December never inspired enthusiasm around our house. We steadfastly refused to join Santa Claus in his annual extortion ploy, and we stopped having babies 40 years ago at the end of each year for income tax purposes.
That’s about all there is to December.
But December in Texas — that state where old men with flashlights wander around at night looking for an honest man — means the sandhill cranes have come home after fooling around up north all summer, and everyone is happy to see them. Some folks even say they make a dandy Christmas dinner.
Cranes hang around all winter over there in Texas, because there’s a bunch of playa lakes, which they use as bathrooms, and because there’s plenty of leftover milo in the farm fields, which is like an El Rancho bacon omelet smothered in red chili to the average bird.
Cranes are enormous creatures about four feet stem to stern, and when my wife Marilyn taught school at Pep, Texas, we lived under their flight path.
Each morning they soared over us in vast V-formations, moving out to devastate the countryside like their ancestors, the dinosaurs.
Each evening they flew back to their bathrooms by the thousands and could be heard a mile away by a deaf old man. Their loud squawking sounded like teenagers celebrating a combination belching and gargling contest in a school parking lot.
In a section next to our place, several thousand of these birds — maybe a gazillion — landed each day in December, and were never deterred by rain, hail, snow, or good weather.
They covered most of that field, a grisly display of gray feathers and fleas, and when we stepped outside to watch them take off in the evening, we wore hats and goggles because of crane hygiene. When we looked up, we kept our mouths shut too.
In those days cranes were hunted in Texas as they still are, and I saw no harm in it. I never met anyone who could prove he shot one. Most of the time hunters couldn’t get close enough to use a smart bomb.

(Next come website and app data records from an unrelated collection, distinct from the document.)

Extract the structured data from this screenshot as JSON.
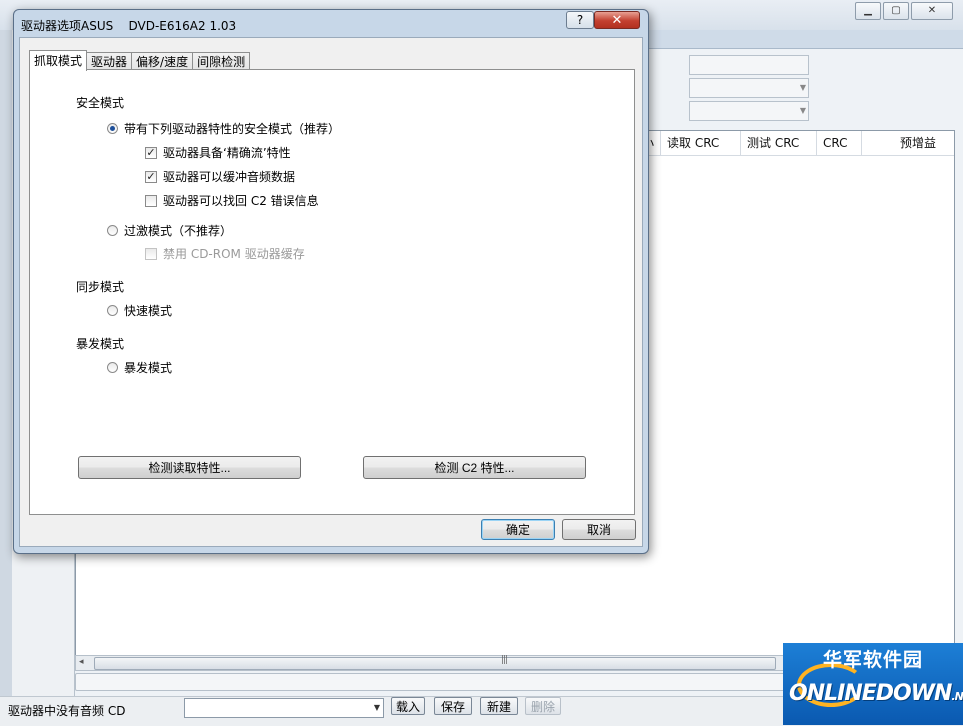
{
  "main": {
    "grid_columns": [
      "小",
      "读取 CRC",
      "测试 CRC",
      "CRC",
      "预增益"
    ],
    "status_text": "驱动器中没有音频 CD",
    "buttons": {
      "load": "载入",
      "save": "保存",
      "new": "新建",
      "delete": "删除"
    }
  },
  "dialog": {
    "title": "驱动器选项ASUS    DVD-E616A2 1.03",
    "help_glyph": "?",
    "close_glyph": "✕",
    "tabs": [
      {
        "label": "抓取模式",
        "active": true
      },
      {
        "label": "驱动器",
        "active": false
      },
      {
        "label": "偏移/速度",
        "active": false
      },
      {
        "label": "间隙检测",
        "active": false
      }
    ],
    "security": {
      "label": "安全模式",
      "secure_option": "带有下列驱动器特性的安全模式（推荐）",
      "accurate_stream": "驱动器具备‘精确流’特性",
      "audio_cache": "驱动器可以缓冲音频数据",
      "c2_errors": "驱动器可以找回 C2 错误信息",
      "paranoid_option": "过激模式（不推荐）",
      "disable_cache": "禁用 CD-ROM 驱动器缓存"
    },
    "sync": {
      "label": "同步模式",
      "fast_option": "快速模式"
    },
    "burst": {
      "label": "暴发模式",
      "burst_option": "暴发模式"
    },
    "detect_read_btn": "检测读取特性...",
    "detect_c2_btn": "检测 C2 特性...",
    "ok_btn": "确定",
    "cancel_btn": "取消",
    "check_glyph": "✓"
  },
  "watermark": {
    "cn": "华军软件园",
    "en": "ONLINEDOWN",
    "en_suffix": ".NET"
  }
}
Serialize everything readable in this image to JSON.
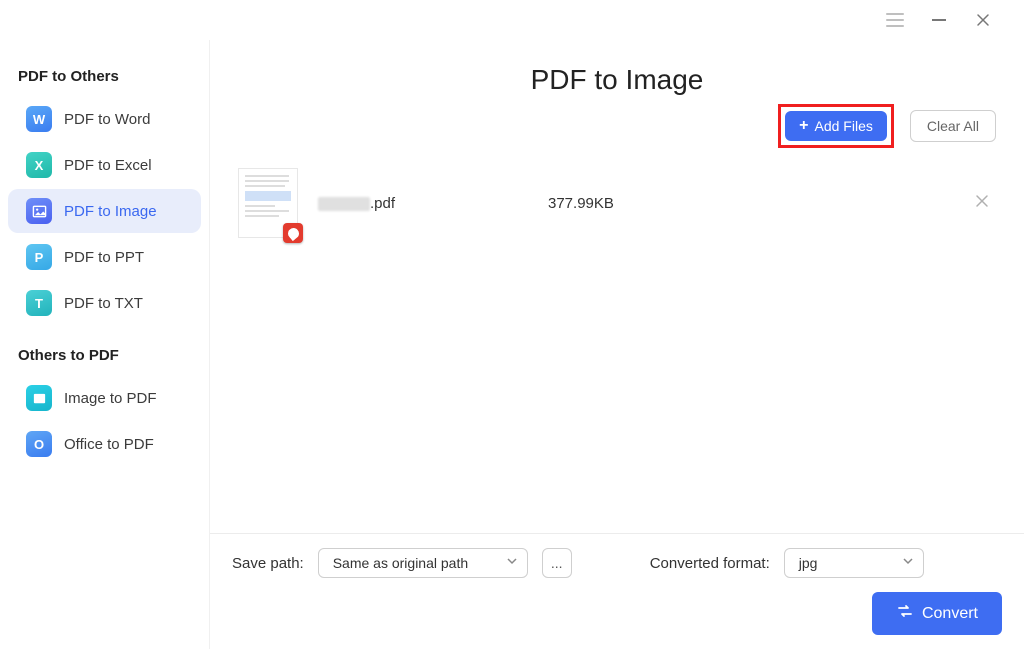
{
  "window": {
    "title": ""
  },
  "sidebar": {
    "section1": "PDF to Others",
    "section2": "Others to PDF",
    "items": [
      {
        "label": "PDF to Word",
        "iconLetter": "W"
      },
      {
        "label": "PDF to Excel",
        "iconLetter": "X"
      },
      {
        "label": "PDF to Image",
        "iconLetter": ""
      },
      {
        "label": "PDF to PPT",
        "iconLetter": "P"
      },
      {
        "label": "PDF to TXT",
        "iconLetter": "T"
      }
    ],
    "items2": [
      {
        "label": "Image to PDF",
        "iconLetter": ""
      },
      {
        "label": "Office to PDF",
        "iconLetter": "O"
      }
    ],
    "activeIndex": 2
  },
  "main": {
    "title": "PDF to Image",
    "addFiles": "Add Files",
    "clearAll": "Clear All"
  },
  "files": [
    {
      "nameSuffix": ".pdf",
      "size": "377.99KB"
    }
  ],
  "footer": {
    "savePathLabel": "Save path:",
    "savePathValue": "Same as original path",
    "browseLabel": "...",
    "formatLabel": "Converted format:",
    "formatValue": "jpg",
    "convertLabel": "Convert"
  }
}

Old farmer (pointing): You have to get down on your hands and knees and sneak up on them from here.
Hunter (squinting): Where are they? I don’t see any cranes.
Old farmer (shading his eyes): Over there, about two miles.
Hunter (whining): You mean I have to crawl on my hands and knees for two miles?
Old farmer (nodding): It’s a dark and dirty job, but someone has to do it.
Of course some hunters sprinkled decoys around a field and optimistically hunkered down until cranes landed, usually just out of range.
First hunter: They sure looked pretty overhead.
Second hunter: I don’t think they believed our decoys.
Third hunter: Maybe they smelled your cigar.
Fourth hunter: Oh my God! I just shot one of our decoys.
Cranes aren’t picky eaters. Books list them as omnivorous, which means they enjoy a medium-rare mouse as much as a frog-and-loco-weed club sandwich. Of course, they can subsist all day on dry breakfast food if they have to.
First hunter: What are they eating over there?
Second hunter: Road kill.
Third hunter: I thought that odor was your cigar.
Fourth hunter: Cheez. I can’t believe I shot my own decoy.
Roman emperors considered boiled crane brains a gourmet aphrodisiac, which goes a long way toward explaining why we don’t speak Latin anymore.
But getting back to December, why not serve a roasted crane for Christmas dinner? All you have to do is skin it — don’t even think about plucking a crane — and soak it in a large tub of milk for a couple months to curb the taste. Then you roast it in a large oven at 450 degrees for three weeks, and carve and serve gizzards only, preferably with copious amounts of gin.
Of course you could forget about crane dinner and just celebrate the winter solstice in December. Not too many people will complain. It comes around every year just three days before Christmas, which is an omen of some sort, but I never caught the hang of it.
So that’s how December is. It was a lot more fun with cranes around.
Bob Huber is a retired journalist living in Portales.